Along the front of Laugharne castle is a paved footpath that allows you to overlook the beautiful estary, see a variety of wildlife and leads to the boat house via three routes from footpath.
There are four ways to get here:
1. Walk from Pendine along the shore at low tide.
2. Take the coastal path from Pendine which involves a long steep ascent and descent.
3. From Pendine drive to the top of the hill and park near the junction with the Amroth road. Take the bridleway (track) on the west side of the road about 60 yards south of the bus shelter. This leads downhill through a wooded valley. Keep to the left of the stream all the way.
t low tide the patchy remains of a submerged forest can be seen, and the wreck of a schooner (the Rover) which went aground in 1886 (Grid Ref : SN198074).
Some parking is available at Marros village by St Lawrence's church, and access is along a public footpath (track) which runs from here to the coastal path, thence continuing down to the shore.
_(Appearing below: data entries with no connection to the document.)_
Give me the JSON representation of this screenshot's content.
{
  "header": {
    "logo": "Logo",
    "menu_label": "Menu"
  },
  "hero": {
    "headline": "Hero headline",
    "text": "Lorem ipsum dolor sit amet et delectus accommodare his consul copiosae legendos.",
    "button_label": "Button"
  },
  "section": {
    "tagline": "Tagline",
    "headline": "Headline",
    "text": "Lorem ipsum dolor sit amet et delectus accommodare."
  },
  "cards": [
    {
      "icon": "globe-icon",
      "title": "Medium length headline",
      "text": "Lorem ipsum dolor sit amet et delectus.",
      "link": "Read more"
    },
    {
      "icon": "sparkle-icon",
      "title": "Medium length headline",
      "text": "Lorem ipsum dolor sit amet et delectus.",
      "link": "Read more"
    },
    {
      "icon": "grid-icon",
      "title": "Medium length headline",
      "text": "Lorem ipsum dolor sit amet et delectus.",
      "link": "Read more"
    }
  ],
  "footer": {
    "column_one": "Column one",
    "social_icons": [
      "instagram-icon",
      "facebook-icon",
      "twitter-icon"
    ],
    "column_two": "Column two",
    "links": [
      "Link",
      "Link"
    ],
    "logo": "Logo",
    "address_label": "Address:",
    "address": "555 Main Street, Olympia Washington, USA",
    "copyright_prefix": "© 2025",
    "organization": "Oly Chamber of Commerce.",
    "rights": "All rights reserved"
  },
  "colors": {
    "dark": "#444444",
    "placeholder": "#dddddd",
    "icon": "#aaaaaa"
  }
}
The horizontal distance is about a mile, and the church is 448 feet above sea level. Its a Very steep and long walk back!
Harbour Beach is the safest for kids or use the easy access slipway to get down to Castle Beach. There's also Goscar Rock over on North Beach and if you're looking for somewhere to run around check out South Beach, the most spacious of Tenby's beaches.
Image of South beach and Caldy Island in background.
Just 20 minutes away by boat, the holy island of Caldey Island is an oasis of calm where you can watch seabirds or relax on a tiny beach. Owned and run by a community of Cistercian monks, it’s open to the public on summer weekdays and Saturdays.
Manor Wildlife Park
The exotic domestics at the walk-through African Village! There you’ll get to say “Hi” to friendly pygmy goats, tortoises and more.
For a longer stroll right across the spine of the Preseli Hills try The Golden Road. At 8 miles, this ancient track follows a route that is said to date back to the Neolithic period, 5,000 years ago and the main route for travellers in prehistory to and from Ireland.
The Foel Eryr view point is easy to park near but a steep walk up and is where the 360-degree panorama leads the eye across the sea to Ireland and Snowdonia, if it’s a clear day.